On December 7th, Mehtab Alam stepped into the Nadial Police Station in Kolkata carrying a butcher’s knife in one hand and the decapitated head of his sister in the other.
Alam, 29, cut off the head of his sister, Nilofar Bibi, 22, because, in his words, “she had sinned and had to be punished,” according to Al Jazeera. Bibi ran away from her husband of 8 years last November. Alam discovered that his sister was living with an old boyfriend, an auto rickshaw driver named Firoz, and on December 7th, had entered their house, severely injured Firoz who tried to protect Bibi, and dragged his sister out of the house and into the street where he killed her in broad daylight. Someone used their phone to film Alam walking towards the police station with his sisters head and posted it to YouTube.

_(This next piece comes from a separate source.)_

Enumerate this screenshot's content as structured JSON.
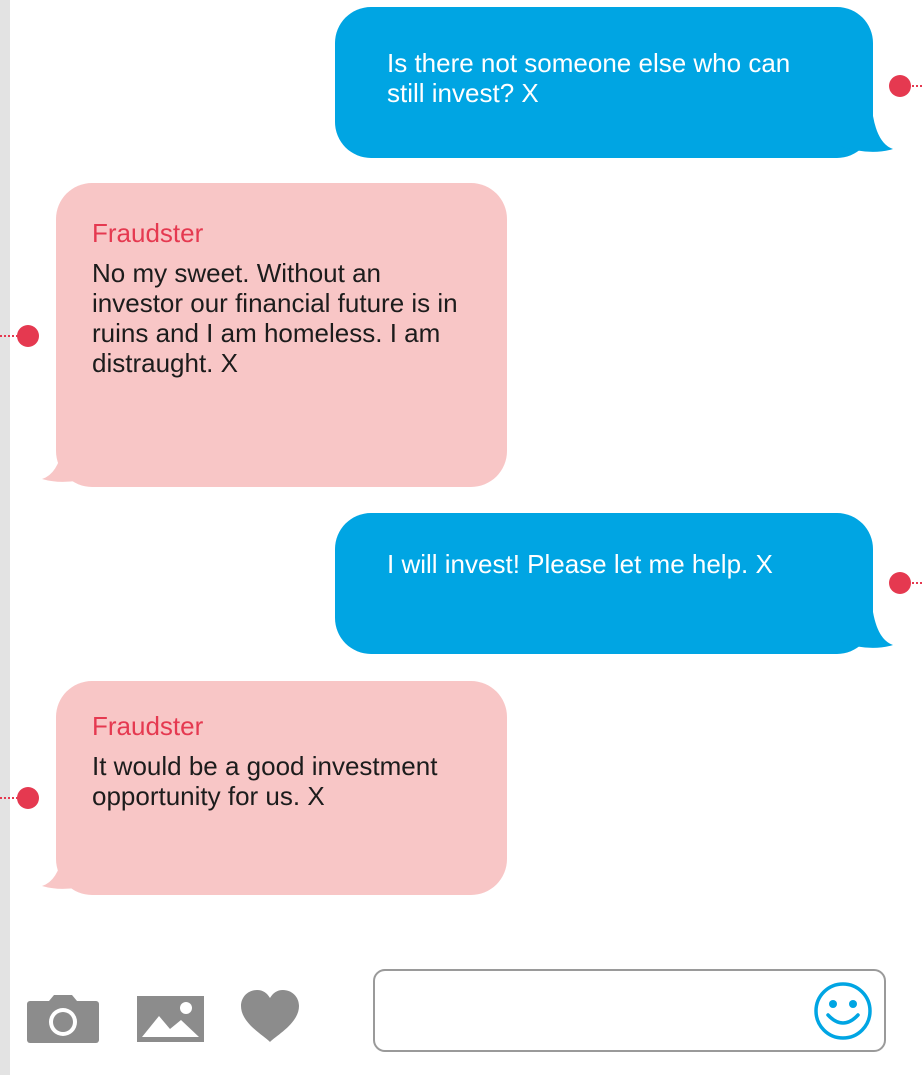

While Nilofar Bibi’s murder may draw attention due to its particularly gruesome nature, Bibi’s death is only one of rough 5,000 honor killings a year, though that number is very approximate because “It is very difficult to work out the magnitude and number of the ‘honor killings,’ as they are often disguised as accidents or suicides,” Jean Claude Codsi writer and director of the film A Man of Honor told Al Jazeera.
On December 23, a 19-year old girl in Darhwad, Karnataka was allegedy murdered by her parents and burned, according to Al Jazeera.
On December 24, a 17-year-old girl in Uttar Pradesh was hacked apart by her father for being in a relationship with a boy from anther religion.
According to Nirmala Samant Prabhavalkar, a member of India’s National Commission for Women (NCW), many honor killings could be prevented if Indian police were more proactive in addressing the issue. “Many times, police do not take complaints by the victims seriously. They do not provide protection to victims which in turn boosts up the morale of the culprits,” she tells Al Jazeera. “But killing is killing. It is unconstitutional and illegal. It’s an offense. There is no ‘honor’ in killing.”
Image courtesy of YouTube